We are proud to announce the release of the Jewish Community Study of New York: 2011 Special Report on Poverty by
UJA-Federation of New York in consultation with the
Metropolitan Council on Jewish Poverty. 

Drawing on nearly 6,000 interviews, this report is the most comprehensive look to date at the needs in New York’s Jewish communities.

old womanWe encourage you to read the report and learn about the realities of Jewish poverty.

Here are the highlights of the study

Met Council has been at the forefront of shedding light on Jewish poverty for the past 40 years. Conducted every ten years, this is one of many comprehensive studies on Jewish poverty published by Met Council and UJA-Federation: 

familydvMet Council has been working on the front lines of serving New York’s Jewish needy since our inception in 1972. The Special Report on Poverty confirms what we and our Jewish Community Council Network see every day: there is more need in the Jewish community today than ever before. Today, more than 333,000 people in Jewish households in New York City are poor—a 50 percent increase since 2002, and a 100 percent increase since 1991. 

Today, 1 in 4 New York City Jewish households is poor and 1 in 10 is near-poor. The Jewish poor and near-poor have many faces, including Russian-born immigrants, seniors living on fixed incomes, the Orthodox, and the unemployed/underemployed. The near-poor are especially vulnerable as they struggle to make ends meet but do not qualify for most public benefits. 

Met Council has responded to this extraordinary growth in Jewish poverty with unprecedented levels of services. But much more remains to be done.

  • In 1992, the Met Council network had 75 units of low income housing; today we have over 2,000 units with 841 in development.
  • In 1992, we provided 400 seniors with home care; today we provide home care to 5,072 clients a year.
  • In 1992, we provided approximately $370,000 in financial assistance; in 2012 we provided $2,297,399.
  • In 1992, we provided less than $50,000 in food vouchers; in 2012 we provided $647,051.
  • In 1992, our food pantry network served less than 200 households per month in two neighborhoods; today we serve some 15,000 households monthly and 540,000 households during Passover.
  • In 1992 we provided career assistance to less than 500 people per year; in 2012 we helped 8,779 people.
  • In 1992, Met Council Crisis Intervention helped just under 10,000 people; in 2012 we helped 33,746.
  • In 1992, we provided information & referrals to almost 70,000 clients; in 2012 the number was 175,543 clients.
  • In 1992, we had virtually no organized volunteer program; in 2012 our volunteers spent 66,214 hours serving communities.
  • Here are more statistics on population trends, use of human services, and geographic distribution of poverty in the Jewish community.
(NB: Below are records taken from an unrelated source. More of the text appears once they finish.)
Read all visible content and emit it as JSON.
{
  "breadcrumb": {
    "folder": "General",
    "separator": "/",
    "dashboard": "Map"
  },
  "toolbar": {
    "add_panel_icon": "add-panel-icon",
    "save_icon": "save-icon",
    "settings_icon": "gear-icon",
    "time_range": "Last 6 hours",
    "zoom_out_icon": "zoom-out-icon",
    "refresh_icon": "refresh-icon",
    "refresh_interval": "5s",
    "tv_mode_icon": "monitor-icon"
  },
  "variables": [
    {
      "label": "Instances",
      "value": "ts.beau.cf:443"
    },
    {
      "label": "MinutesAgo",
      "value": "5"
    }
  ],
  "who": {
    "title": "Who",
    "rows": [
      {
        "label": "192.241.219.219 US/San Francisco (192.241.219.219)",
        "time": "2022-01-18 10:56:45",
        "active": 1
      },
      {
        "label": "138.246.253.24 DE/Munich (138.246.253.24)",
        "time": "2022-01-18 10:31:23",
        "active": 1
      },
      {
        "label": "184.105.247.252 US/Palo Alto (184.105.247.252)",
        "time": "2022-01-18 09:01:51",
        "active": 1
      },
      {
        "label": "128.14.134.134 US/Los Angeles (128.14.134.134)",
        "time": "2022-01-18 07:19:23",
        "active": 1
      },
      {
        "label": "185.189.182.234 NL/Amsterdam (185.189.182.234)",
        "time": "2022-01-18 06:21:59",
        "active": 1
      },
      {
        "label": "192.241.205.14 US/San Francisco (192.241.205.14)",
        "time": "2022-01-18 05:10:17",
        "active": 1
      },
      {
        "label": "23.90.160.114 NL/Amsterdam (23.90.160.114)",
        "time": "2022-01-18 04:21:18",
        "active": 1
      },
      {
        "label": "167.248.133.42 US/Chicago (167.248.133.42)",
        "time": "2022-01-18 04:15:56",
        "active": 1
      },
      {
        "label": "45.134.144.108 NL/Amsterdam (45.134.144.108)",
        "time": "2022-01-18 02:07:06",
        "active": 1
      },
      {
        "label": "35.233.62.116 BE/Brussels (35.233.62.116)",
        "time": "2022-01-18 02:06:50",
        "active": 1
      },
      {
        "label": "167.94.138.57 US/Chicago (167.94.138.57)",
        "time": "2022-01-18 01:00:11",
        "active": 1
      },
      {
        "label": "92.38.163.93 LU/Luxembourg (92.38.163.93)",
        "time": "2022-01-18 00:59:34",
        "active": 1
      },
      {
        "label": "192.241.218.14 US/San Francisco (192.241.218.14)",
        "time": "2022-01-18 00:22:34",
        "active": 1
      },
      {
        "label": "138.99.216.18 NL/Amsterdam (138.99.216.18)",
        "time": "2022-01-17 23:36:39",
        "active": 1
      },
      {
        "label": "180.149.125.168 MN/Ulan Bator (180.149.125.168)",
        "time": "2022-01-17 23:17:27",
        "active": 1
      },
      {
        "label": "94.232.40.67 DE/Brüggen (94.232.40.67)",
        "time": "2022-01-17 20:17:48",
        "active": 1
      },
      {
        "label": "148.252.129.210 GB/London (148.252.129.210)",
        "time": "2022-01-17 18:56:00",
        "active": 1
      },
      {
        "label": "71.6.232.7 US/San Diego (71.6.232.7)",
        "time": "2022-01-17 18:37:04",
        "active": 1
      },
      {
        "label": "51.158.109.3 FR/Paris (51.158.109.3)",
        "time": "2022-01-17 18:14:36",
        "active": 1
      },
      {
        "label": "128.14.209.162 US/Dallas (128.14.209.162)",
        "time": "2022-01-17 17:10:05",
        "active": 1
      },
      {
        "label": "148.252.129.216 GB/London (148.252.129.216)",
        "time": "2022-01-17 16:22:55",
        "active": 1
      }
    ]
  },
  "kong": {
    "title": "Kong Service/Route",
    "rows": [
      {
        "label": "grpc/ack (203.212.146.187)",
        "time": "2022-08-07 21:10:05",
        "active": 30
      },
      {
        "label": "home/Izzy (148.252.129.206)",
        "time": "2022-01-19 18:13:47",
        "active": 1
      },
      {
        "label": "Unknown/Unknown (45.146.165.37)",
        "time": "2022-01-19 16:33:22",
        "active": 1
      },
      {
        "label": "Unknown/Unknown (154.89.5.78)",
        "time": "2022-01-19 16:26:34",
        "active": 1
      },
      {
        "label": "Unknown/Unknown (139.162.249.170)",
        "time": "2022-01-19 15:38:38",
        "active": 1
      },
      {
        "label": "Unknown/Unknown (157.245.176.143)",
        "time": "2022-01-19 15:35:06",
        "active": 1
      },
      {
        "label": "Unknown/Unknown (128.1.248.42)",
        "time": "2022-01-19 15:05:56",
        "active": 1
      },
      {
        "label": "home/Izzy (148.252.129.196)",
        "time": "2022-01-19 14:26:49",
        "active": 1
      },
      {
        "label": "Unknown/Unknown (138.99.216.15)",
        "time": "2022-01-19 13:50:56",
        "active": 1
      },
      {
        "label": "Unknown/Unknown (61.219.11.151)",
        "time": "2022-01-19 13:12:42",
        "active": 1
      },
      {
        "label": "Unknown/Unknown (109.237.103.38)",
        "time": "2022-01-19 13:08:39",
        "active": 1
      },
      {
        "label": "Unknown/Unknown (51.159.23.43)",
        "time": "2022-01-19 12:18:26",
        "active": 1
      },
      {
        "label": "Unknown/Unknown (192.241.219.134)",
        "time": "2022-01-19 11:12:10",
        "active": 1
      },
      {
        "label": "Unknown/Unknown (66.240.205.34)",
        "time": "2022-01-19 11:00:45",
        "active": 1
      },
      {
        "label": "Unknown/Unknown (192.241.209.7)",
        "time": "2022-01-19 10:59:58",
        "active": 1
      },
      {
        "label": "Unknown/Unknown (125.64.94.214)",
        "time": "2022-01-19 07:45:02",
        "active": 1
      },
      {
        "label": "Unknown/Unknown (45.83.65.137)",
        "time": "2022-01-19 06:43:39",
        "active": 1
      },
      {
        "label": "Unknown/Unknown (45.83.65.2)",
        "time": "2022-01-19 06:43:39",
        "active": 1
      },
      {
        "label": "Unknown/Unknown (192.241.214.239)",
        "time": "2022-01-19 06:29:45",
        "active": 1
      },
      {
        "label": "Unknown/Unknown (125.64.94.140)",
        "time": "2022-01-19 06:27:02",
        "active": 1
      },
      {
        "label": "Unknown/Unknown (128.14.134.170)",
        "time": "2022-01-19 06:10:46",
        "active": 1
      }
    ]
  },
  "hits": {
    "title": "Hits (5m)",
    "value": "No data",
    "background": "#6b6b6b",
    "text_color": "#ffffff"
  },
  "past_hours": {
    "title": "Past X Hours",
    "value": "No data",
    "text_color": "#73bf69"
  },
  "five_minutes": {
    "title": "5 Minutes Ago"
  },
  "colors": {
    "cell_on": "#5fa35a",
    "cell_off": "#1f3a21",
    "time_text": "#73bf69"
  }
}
    Met Council will continue working with our 25 Jewish Community Councils across the city to serve 100,000 clients every year. More than ever before, the Met Council Network is the Jewish safety net and needs new resources to help individuals find immediate relief and lasting solutions to poverty.

    We are extremely grateful to UJA-Federation, the Jewish Policy & Action Research team, the Jean Nerken Population Study Fund, the Green Charitable Foundation, the Kroll Kids Foundation, Susan and Scott Shay, David and Patricia B. Silvers, and Nicki and Harold Tanner for their support in making this study possible.